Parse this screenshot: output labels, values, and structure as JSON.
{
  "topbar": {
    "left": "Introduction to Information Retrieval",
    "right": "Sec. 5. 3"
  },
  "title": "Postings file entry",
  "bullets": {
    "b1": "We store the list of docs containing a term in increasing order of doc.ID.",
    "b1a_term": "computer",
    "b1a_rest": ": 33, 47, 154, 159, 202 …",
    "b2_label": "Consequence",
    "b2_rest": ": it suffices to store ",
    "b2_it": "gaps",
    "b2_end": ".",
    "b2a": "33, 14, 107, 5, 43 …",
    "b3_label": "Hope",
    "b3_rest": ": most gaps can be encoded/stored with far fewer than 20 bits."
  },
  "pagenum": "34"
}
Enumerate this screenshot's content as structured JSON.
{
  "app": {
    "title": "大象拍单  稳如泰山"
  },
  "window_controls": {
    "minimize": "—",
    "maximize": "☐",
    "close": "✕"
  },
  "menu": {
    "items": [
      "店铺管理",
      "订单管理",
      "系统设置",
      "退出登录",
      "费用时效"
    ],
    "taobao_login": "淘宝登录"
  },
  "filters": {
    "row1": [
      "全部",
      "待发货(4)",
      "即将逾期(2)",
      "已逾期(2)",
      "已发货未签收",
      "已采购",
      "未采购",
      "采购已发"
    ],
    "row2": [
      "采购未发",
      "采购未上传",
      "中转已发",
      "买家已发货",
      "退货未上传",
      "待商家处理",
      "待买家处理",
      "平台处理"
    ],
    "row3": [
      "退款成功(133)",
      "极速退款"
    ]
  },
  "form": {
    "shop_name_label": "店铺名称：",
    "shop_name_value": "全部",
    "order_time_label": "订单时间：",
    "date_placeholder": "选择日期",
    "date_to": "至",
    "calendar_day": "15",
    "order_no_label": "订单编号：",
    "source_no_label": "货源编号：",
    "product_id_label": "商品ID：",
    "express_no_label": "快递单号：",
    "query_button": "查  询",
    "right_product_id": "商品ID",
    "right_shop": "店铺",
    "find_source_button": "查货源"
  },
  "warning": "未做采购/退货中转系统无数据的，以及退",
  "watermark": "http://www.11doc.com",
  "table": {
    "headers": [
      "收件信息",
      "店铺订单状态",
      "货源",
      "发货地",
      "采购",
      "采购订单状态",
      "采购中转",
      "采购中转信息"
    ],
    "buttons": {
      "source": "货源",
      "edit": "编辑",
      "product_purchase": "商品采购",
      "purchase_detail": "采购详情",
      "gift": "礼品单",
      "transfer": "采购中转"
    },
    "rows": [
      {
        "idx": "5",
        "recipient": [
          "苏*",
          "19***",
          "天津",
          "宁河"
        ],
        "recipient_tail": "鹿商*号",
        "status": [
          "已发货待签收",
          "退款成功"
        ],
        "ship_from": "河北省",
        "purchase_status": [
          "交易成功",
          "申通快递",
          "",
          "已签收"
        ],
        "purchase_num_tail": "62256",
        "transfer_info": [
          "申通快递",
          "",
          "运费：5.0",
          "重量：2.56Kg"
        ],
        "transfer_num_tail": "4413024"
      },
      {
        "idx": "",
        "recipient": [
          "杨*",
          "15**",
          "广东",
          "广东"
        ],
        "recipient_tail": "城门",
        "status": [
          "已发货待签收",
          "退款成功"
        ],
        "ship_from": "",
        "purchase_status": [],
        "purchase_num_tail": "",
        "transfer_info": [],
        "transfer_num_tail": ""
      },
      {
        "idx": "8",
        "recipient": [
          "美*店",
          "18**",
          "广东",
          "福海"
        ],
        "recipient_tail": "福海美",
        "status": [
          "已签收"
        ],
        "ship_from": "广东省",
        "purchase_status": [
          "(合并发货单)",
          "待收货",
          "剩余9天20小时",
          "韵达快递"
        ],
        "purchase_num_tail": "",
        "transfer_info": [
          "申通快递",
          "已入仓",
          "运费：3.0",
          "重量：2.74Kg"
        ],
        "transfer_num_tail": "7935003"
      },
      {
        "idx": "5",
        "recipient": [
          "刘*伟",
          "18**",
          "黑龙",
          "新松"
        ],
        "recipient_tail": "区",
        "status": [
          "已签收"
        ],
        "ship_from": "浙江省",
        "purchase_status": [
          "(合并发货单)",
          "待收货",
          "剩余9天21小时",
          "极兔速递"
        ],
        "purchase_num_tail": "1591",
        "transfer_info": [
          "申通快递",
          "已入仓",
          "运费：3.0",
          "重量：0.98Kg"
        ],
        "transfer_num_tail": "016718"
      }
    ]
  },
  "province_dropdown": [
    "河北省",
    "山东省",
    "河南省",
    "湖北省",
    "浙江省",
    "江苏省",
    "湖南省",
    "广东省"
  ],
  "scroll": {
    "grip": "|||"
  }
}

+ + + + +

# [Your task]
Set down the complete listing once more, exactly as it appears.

# [Task response]
Parse this screenshot: output labels, values, and structure as JSON.
{
  "topbar": {
    "left": "Introduction to Information Retrieval",
    "right": "Sec. 5. 3"
  },
  "title": "Postings file entry",
  "bullets": {
    "b1": "We store the list of docs containing a term in increasing order of doc.ID.",
    "b1a_term": "computer",
    "b1a_rest": ": 33, 47, 154, 159, 202 …",
    "b2_label": "Consequence",
    "b2_rest": ": it suffices to store ",
    "b2_it": "gaps",
    "b2_end": ".",
    "b2a": "33, 14, 107, 5, 43 …",
    "b3_label": "Hope",
    "b3_rest": ": most gaps can be encoded/stored with far fewer than 20 bits."
  },
  "pagenum": "34"
}
Enumerate this screenshot's content as structured JSON.
{
  "app": {
    "title": "大象拍单  稳如泰山"
  },
  "window_controls": {
    "minimize": "—",
    "maximize": "☐",
    "close": "✕"
  },
  "menu": {
    "items": [
      "店铺管理",
      "订单管理",
      "系统设置",
      "退出登录",
      "费用时效"
    ],
    "taobao_login": "淘宝登录"
  },
  "filters": {
    "row1": [
      "全部",
      "待发货(4)",
      "即将逾期(2)",
      "已逾期(2)",
      "已发货未签收",
      "已采购",
      "未采购",
      "采购已发"
    ],
    "row2": [
      "采购未发",
      "采购未上传",
      "中转已发",
      "买家已发货",
      "退货未上传",
      "待商家处理",
      "待买家处理",
      "平台处理"
    ],
    "row3": [
      "退款成功(133)",
      "极速退款"
    ]
  },
  "form": {
    "shop_name_label": "店铺名称：",
    "shop_name_value": "全部",
    "order_time_label": "订单时间：",
    "date_placeholder": "选择日期",
    "date_to": "至",
    "calendar_day": "15",
    "order_no_label": "订单编号：",
    "source_no_label": "货源编号：",
    "product_id_label": "商品ID：",
    "express_no_label": "快递单号：",
    "query_button": "查  询",
    "right_product_id": "商品ID",
    "right_shop": "店铺",
    "find_source_button": "查货源"
  },
  "warning": "未做采购/退货中转系统无数据的，以及退",
  "watermark": "http://www.11doc.com",
  "table": {
    "headers": [
      "收件信息",
      "店铺订单状态",
      "货源",
      "发货地",
      "采购",
      "采购订单状态",
      "采购中转",
      "采购中转信息"
    ],
    "buttons": {
      "source": "货源",
      "edit": "编辑",
      "product_purchase": "商品采购",
      "purchase_detail": "采购详情",
      "gift": "礼品单",
      "transfer": "采购中转"
    },
    "rows": [
      {
        "idx": "5",
        "recipient": [
          "苏*",
          "19***",
          "天津",
          "宁河"
        ],
        "recipient_tail": "鹿商*号",
        "status": [
          "已发货待签收",
          "退款成功"
        ],
        "ship_from": "河北省",
        "purchase_status": [
          "交易成功",
          "申通快递",
          "",
          "已签收"
        ],
        "purchase_num_tail": "62256",
        "transfer_info": [
          "申通快递",
          "",
          "运费：5.0",
          "重量：2.56Kg"
        ],
        "transfer_num_tail": "4413024"
      },
      {
        "idx": "",
        "recipient": [
          "杨*",
          "15**",
          "广东",
          "广东"
        ],
        "recipient_tail": "城门",
        "status": [
          "已发货待签收",
          "退款成功"
        ],
        "ship_from": "",
        "purchase_status": [],
        "purchase_num_tail": "",
        "transfer_info": [],
        "transfer_num_tail": ""
      },
      {
        "idx": "8",
        "recipient": [
          "美*店",
          "18**",
          "广东",
          "福海"
        ],
        "recipient_tail": "福海美",
        "status": [
          "已签收"
        ],
        "ship_from": "广东省",
        "purchase_status": [
          "(合并发货单)",
          "待收货",
          "剩余9天20小时",
          "韵达快递"
        ],
        "purchase_num_tail": "",
        "transfer_info": [
          "申通快递",
          "已入仓",
          "运费：3.0",
          "重量：2.74Kg"
        ],
        "transfer_num_tail": "7935003"
      },
      {
        "idx": "5",
        "recipient": [
          "刘*伟",
          "18**",
          "黑龙",
          "新松"
        ],
        "recipient_tail": "区",
        "status": [
          "已签收"
        ],
        "ship_from": "浙江省",
        "purchase_status": [
          "(合并发货单)",
          "待收货",
          "剩余9天21小时",
          "极兔速递"
        ],
        "purchase_num_tail": "1591",
        "transfer_info": [
          "申通快递",
          "已入仓",
          "运费：3.0",
          "重量：0.98Kg"
        ],
        "transfer_num_tail": "016718"
      }
    ]
  },
  "province_dropdown": [
    "河北省",
    "山东省",
    "河南省",
    "湖北省",
    "浙江省",
    "江苏省",
    "湖南省",
    "广东省"
  ],
  "scroll": {
    "grip": "|||"
  }
}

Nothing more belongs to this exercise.